Nina Struss RD, LD, Hy-Vee, stresses some important tips and tricks on how to stick with health and wellness goals even during the holidays by using the power of mindful eating.

Mindfulness when eating is key when it comes to moderation. Be aware of what you’re eating and how fast. Focus on your hunger and try to eat only when truly hungry, and stop when comfortably full. When you’re at the table, eat slowly and converse with those around you instead of quickly finishing your plate. Remember--there will always be leftovers, so there’s no need to stuff your face at one meal!

Other helpful tip:
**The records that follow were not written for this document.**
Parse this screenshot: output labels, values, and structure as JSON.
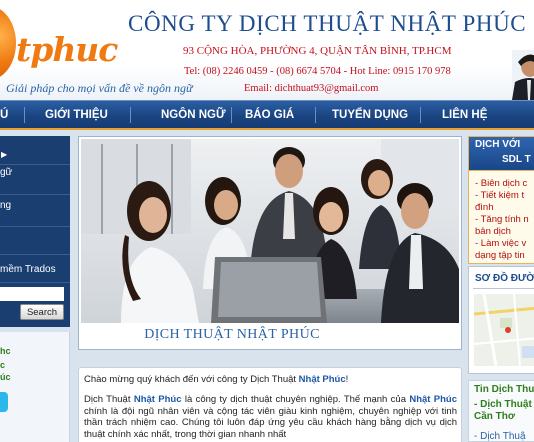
{
  "header": {
    "logo_text": "tphuc",
    "slogan": "Giải pháp cho mọi vấn đề về ngôn ngữ",
    "company_name": "CÔNG TY DỊCH THUẬT NHẬT PHÚC",
    "address": "93 CỘNG HÒA, PHƯỜNG 4, QUẬN TÂN BÌNH, TP.HCM",
    "phones": "Tel: (08) 2246 0459 - (08) 6674 5704 - Hot Line: 0915 170 978",
    "email": "Email: dichthuat93@gmail.com"
  },
  "nav": {
    "items": [
      {
        "label": "Ú"
      },
      {
        "label": "GIỚI THIỆU"
      },
      {
        "label": "NGÔN NGỮ"
      },
      {
        "label": "BÁO GIÁ"
      },
      {
        "label": "TUYỂN DỤNG"
      },
      {
        "label": "LIÊN HỆ"
      }
    ]
  },
  "left": {
    "items": [
      "gữ",
      "ng",
      "mềm Trados"
    ],
    "search_value": "",
    "search_button": "Search",
    "links": [
      "hc",
      "c",
      "úc"
    ]
  },
  "banner": {
    "caption": "DỊCH THUẬT NHẬT PHÚC"
  },
  "intro": {
    "welcome_prefix": "Chào mừng quý khách đến với công ty Dịch Thuật ",
    "welcome_brand": "Nhật Phúc",
    "welcome_suffix": "!",
    "p1": "Dịch Thuật ",
    "p1_brand": "Nhật Phúc",
    "p2": " là công ty dịch thuật chuyên nghiệp. Thế mạnh của ",
    "p2_brand": "Nhật Phúc",
    "p3": " chính là đội ngũ nhân viên và cộng tác viên giàu kinh nghiệm, chuyên nghiệp với tinh thần trách nhiệm cao. Chúng tôi luôn đáp ứng yêu cầu khách hàng bằng dịch vụ dịch thuật chính xác nhất, trong thời gian nhanh nhất"
  },
  "right": {
    "header_line1": "DỊCH VỚI",
    "header_line2": "SDL T",
    "bullets": [
      "- Biên dịch c",
      "- Tiết kiệm t",
      "đình",
      "- Tăng tính n",
      "bản dịch",
      "- Làm việc v",
      "dạng tập tin"
    ],
    "map_title": "SƠ ĐỒ ĐƯỜ",
    "news_title": "Tin Dịch Thuậ",
    "news_items": [
      "- Dịch Thuật",
      "Cần Thơ",
      "- Dịch Thuậ"
    ]
  },
  "colors": {
    "nav_bg": "#1a4583",
    "nav_accent": "#e8a030",
    "brand_orange": "#f07a12",
    "title_blue": "#1d4c8f",
    "contact_red": "#c40f1c",
    "left_panel": "#1b3e71"
  }
}
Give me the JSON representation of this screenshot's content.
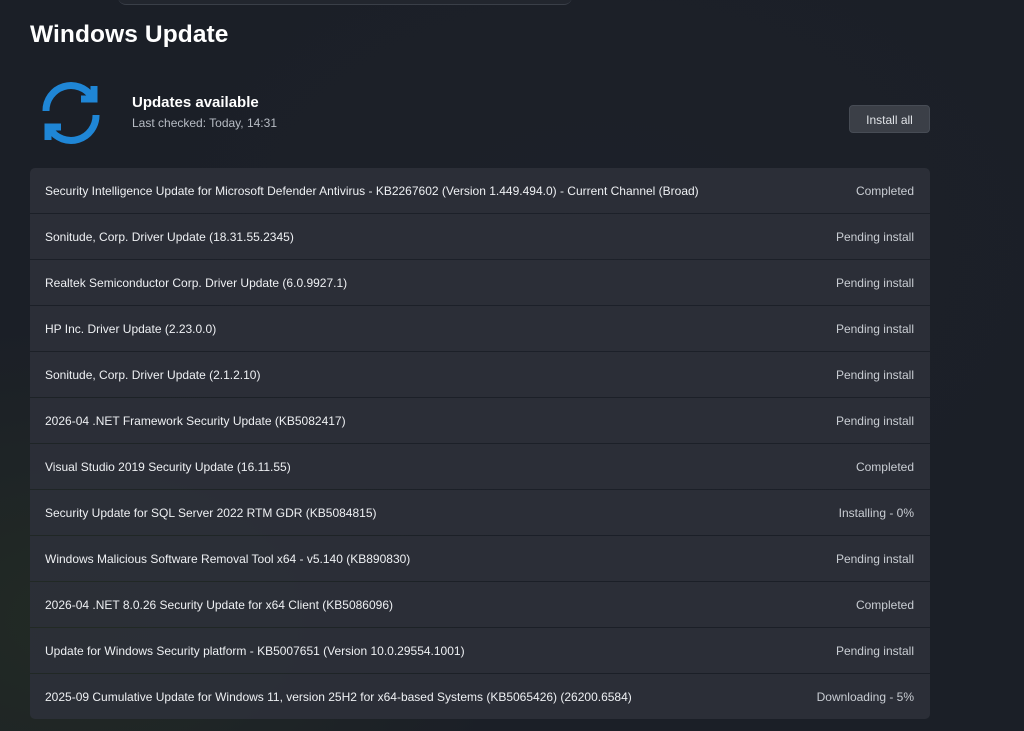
{
  "page": {
    "title": "Windows Update"
  },
  "status": {
    "title": "Updates available",
    "last_checked": "Last checked: Today, 14:31",
    "icon": "sync-icon",
    "accent_color": "#1f86d6"
  },
  "actions": {
    "install_all_label": "Install all"
  },
  "updates": [
    {
      "name": "Security Intelligence Update for Microsoft Defender Antivirus - KB2267602 (Version 1.449.494.0) - Current Channel (Broad)",
      "status": "Completed"
    },
    {
      "name": "Sonitude, Corp. Driver Update (18.31.55.2345)",
      "status": "Pending install"
    },
    {
      "name": "Realtek Semiconductor Corp. Driver Update (6.0.9927.1)",
      "status": "Pending install"
    },
    {
      "name": "HP Inc. Driver Update (2.23.0.0)",
      "status": "Pending install"
    },
    {
      "name": "Sonitude, Corp. Driver Update (2.1.2.10)",
      "status": "Pending install"
    },
    {
      "name": "2026-04 .NET Framework Security Update (KB5082417)",
      "status": "Pending install"
    },
    {
      "name": "Visual Studio 2019 Security Update (16.11.55)",
      "status": "Completed"
    },
    {
      "name": "Security Update for SQL Server 2022 RTM GDR (KB5084815)",
      "status": "Installing - 0%"
    },
    {
      "name": "Windows Malicious Software Removal Tool x64 - v5.140 (KB890830)",
      "status": "Pending install"
    },
    {
      "name": "2026-04 .NET 8.0.26 Security Update for x64 Client (KB5086096)",
      "status": "Completed"
    },
    {
      "name": "Update for Windows Security platform - KB5007651 (Version 10.0.29554.1001)",
      "status": "Pending install"
    },
    {
      "name": "2025-09 Cumulative Update for Windows 11, version 25H2 for x64-based Systems (KB5065426) (26200.6584)",
      "status": "Downloading - 5%"
    }
  ]
}
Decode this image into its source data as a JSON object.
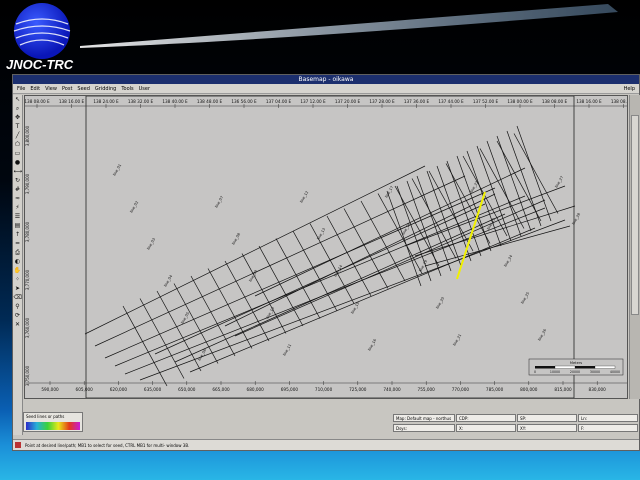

  • Stick to routine: concentrate on normal eating and only indulge during a few instances of celebrations rather than a two-month binge.
  • Focus on eating healthfully and exercising. Remember to drink plenty of water throughout the day. Sticking to a healthy routine can help combat holiday stress and cravings.
  • Don’t restrict food choices. Restriction of any kind ultimately leads to binging and feelings of guilt. The holiday season is full of foods that are only available this time of year – so enjoy them! Allow yourself to indulge in portions of your holiday favorites, and remember that a few meals during this time of the year won’t ruin your health and wellness goal progress.
  • Focus on filling foods. Fiber in fruits and vegetables helps provide a filling, lower-calorie portion. Make sure to include at least a 3-ounce serving of protein (like turkey) at your meal and look for protein options like nuts and cheese for appetizers to help provide a feeling of satiety and avoid grazing throughout the day.
  • Pay close attention to portion sizes. Serving yourself larger portions than normal can encourage you to eat more, even if you would have been satisfied with a smaller amount. Eating too much can cause unpleasant side effects such as discomfort, drowsiness, heartburn and temporary feelings of being too hot or dizzy.
  • Move more and drink water: maintaining adequate hydration may help you feel fuller and make it easier for your body to break down food after the meal.
  • What are some suggested portion sizes (link to Seasons magazine article on topic): In general, a well-portioned plate would consist of 3 oz. of protein, such as turkey, ½ cup of mashed potatoes, ¼ cup of gravy, ½ cup of stuffing, ½ cup of green bean casserole and ¼ cup of cranberry sauce. If you have seconds, choose one food and stick to the portion size. For dessert, pick one slice of pie about the size of a light bulb. • If drinking alcohol, stick to one 12-oz. light beer, a 5-oz. glass of wine or 1.5-oz. of spirits.